--- RECORDS PROVIDED ---
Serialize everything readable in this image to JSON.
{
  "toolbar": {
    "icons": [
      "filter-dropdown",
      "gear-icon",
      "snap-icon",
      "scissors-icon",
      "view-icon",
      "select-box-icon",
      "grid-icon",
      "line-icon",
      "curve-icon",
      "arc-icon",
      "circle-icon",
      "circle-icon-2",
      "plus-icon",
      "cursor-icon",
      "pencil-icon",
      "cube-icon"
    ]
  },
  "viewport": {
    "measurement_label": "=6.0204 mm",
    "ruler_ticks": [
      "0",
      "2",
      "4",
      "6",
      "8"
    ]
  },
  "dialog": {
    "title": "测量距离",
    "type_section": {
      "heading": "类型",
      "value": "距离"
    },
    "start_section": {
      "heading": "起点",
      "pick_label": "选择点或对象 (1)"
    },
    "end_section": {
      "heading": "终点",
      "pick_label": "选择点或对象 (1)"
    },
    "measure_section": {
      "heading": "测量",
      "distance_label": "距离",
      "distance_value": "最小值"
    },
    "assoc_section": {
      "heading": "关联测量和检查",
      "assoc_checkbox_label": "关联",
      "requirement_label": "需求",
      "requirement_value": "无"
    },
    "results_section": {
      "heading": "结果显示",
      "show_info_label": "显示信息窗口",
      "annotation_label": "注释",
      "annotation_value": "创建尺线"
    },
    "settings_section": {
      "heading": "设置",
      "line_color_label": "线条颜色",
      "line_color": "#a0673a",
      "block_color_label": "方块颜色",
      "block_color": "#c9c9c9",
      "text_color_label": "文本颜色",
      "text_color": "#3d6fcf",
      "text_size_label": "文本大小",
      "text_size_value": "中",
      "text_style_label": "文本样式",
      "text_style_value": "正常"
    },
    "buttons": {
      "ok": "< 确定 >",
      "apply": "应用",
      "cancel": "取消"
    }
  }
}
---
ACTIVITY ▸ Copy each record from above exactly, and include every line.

REPLY ▸
Serialize everything readable in this image to JSON.
{
  "toolbar": {
    "icons": [
      "filter-dropdown",
      "gear-icon",
      "snap-icon",
      "scissors-icon",
      "view-icon",
      "select-box-icon",
      "grid-icon",
      "line-icon",
      "curve-icon",
      "arc-icon",
      "circle-icon",
      "circle-icon-2",
      "plus-icon",
      "cursor-icon",
      "pencil-icon",
      "cube-icon"
    ]
  },
  "viewport": {
    "measurement_label": "=6.0204 mm",
    "ruler_ticks": [
      "0",
      "2",
      "4",
      "6",
      "8"
    ]
  },
  "dialog": {
    "title": "测量距离",
    "type_section": {
      "heading": "类型",
      "value": "距离"
    },
    "start_section": {
      "heading": "起点",
      "pick_label": "选择点或对象 (1)"
    },
    "end_section": {
      "heading": "终点",
      "pick_label": "选择点或对象 (1)"
    },
    "measure_section": {
      "heading": "测量",
      "distance_label": "距离",
      "distance_value": "最小值"
    },
    "assoc_section": {
      "heading": "关联测量和检查",
      "assoc_checkbox_label": "关联",
      "requirement_label": "需求",
      "requirement_value": "无"
    },
    "results_section": {
      "heading": "结果显示",
      "show_info_label": "显示信息窗口",
      "annotation_label": "注释",
      "annotation_value": "创建尺线"
    },
    "settings_section": {
      "heading": "设置",
      "line_color_label": "线条颜色",
      "line_color": "#a0673a",
      "block_color_label": "方块颜色",
      "block_color": "#c9c9c9",
      "text_color_label": "文本颜色",
      "text_color": "#3d6fcf",
      "text_size_label": "文本大小",
      "text_size_value": "中",
      "text_style_label": "文本样式",
      "text_style_value": "正常"
    },
    "buttons": {
      "ok": "< 确定 >",
      "apply": "应用",
      "cancel": "取消"
    }
  }
}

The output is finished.